Director of U.S. agency key to vaccine development leaves role suddenly amid coronavirus pandemic
by Nicholas Florko/STAT news
Washington: Rick Bright, one of the nation’s leading vaccine development experts and the director of the Biomedical Advanced Research and Development Authority, is no longer leading the organization, officials told STAT.
The shakeup at the agency, known as BARDA, couldn’t come at a more inopportune time for the office, which invests in drugs, devices, and other technologies that help address infectious disease outbreaks and which has been at the center of the government’s coronavirus pandemic response.
Bright, whose departure was confirmed by three industry sources and two current Trump administration sources, will instead move into a narrower role at the National Institutes of Health. Gary Disbrow, Bright’s former deputy at BARDA, will serve as the acting director of the office, an HHS spokesperson confirmed to STAT.

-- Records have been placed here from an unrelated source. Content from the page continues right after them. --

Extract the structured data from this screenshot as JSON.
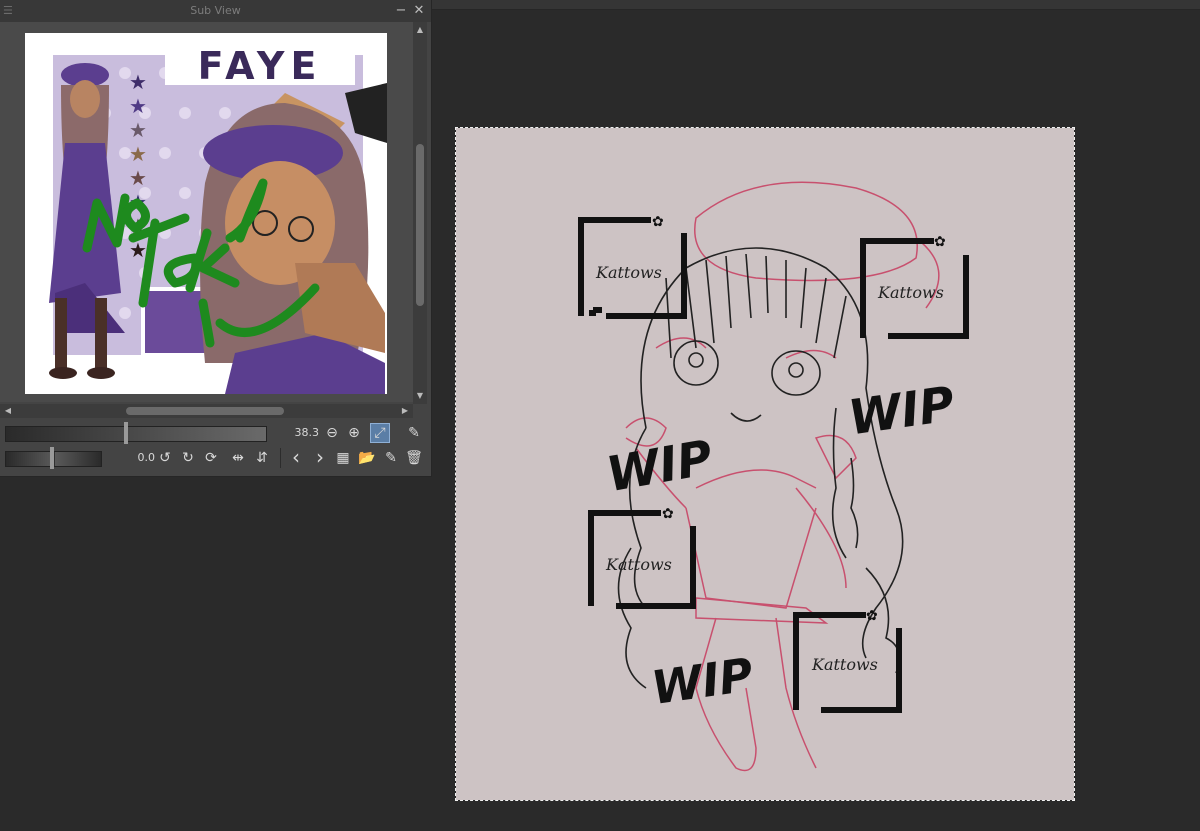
{
  "panel": {
    "title": "Sub View",
    "zoom_value": "38.3",
    "rotation_value": "0.0",
    "buttons": {
      "menu": "☰",
      "minimize": "−",
      "close": "✕",
      "zoom_out": "⊖",
      "zoom_in": "⊕",
      "fit": "⤢",
      "eyedropper": "✎",
      "rotate_left": "↺",
      "rotate_right": "↻",
      "reset_rotation": "⟳",
      "flip_horizontal": "⇹",
      "flip_vertical": "⇵",
      "previous": "‹",
      "next": "›",
      "grid": "▦",
      "open": "📂",
      "edit": "✎",
      "delete": "🗑"
    }
  },
  "reference_image": {
    "title_text": "FAYE",
    "overlay_text": "No Take",
    "colors": {
      "purple": "#5b3e8f",
      "light_purple": "#c9bddd",
      "green": "#1e8a1e"
    }
  },
  "canvas": {
    "wip_labels": [
      "WIP",
      "WIP",
      "WIP"
    ],
    "watermark_text": "Kattows",
    "colors": {
      "background": "#cdc3c4",
      "sketch_pink": "#c8506e",
      "lineart": "#222222"
    }
  }
}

BARDA was expected to play an even larger role in the coming months; Congress more than tripled BARDA’s budget in the most recent coronavirus stimulus package. Already, the office has a role in some of the splashiest Covid-19 projects, including partnerships with Johnson & Johnson and Moderna Therapeutics, both of which are developing potential Covid-19 treatments.
Carol graduated from Riverside White Cross School of Nursing in Columbus, Ohio and received her diploma as a registered nurse. She attended Bowling Green State University where she received a Bachelor of Arts Degree in History and Literature. She attended the University of Toledo, College of Nursing, and received a Master’s of Nursing Science Degree as an Educator.
She has traveled extensively, is a photographer, and writes on medical issues. Carol has three children RJ, Katherine, and Stephen – one daughter-in-law; Katie – two granddaughters; Isabella Marianna and Zoe Olivia – and one grandson, Alexander Paul. She also shares her life with her husband Gordon Duff, many cats, and two rescues.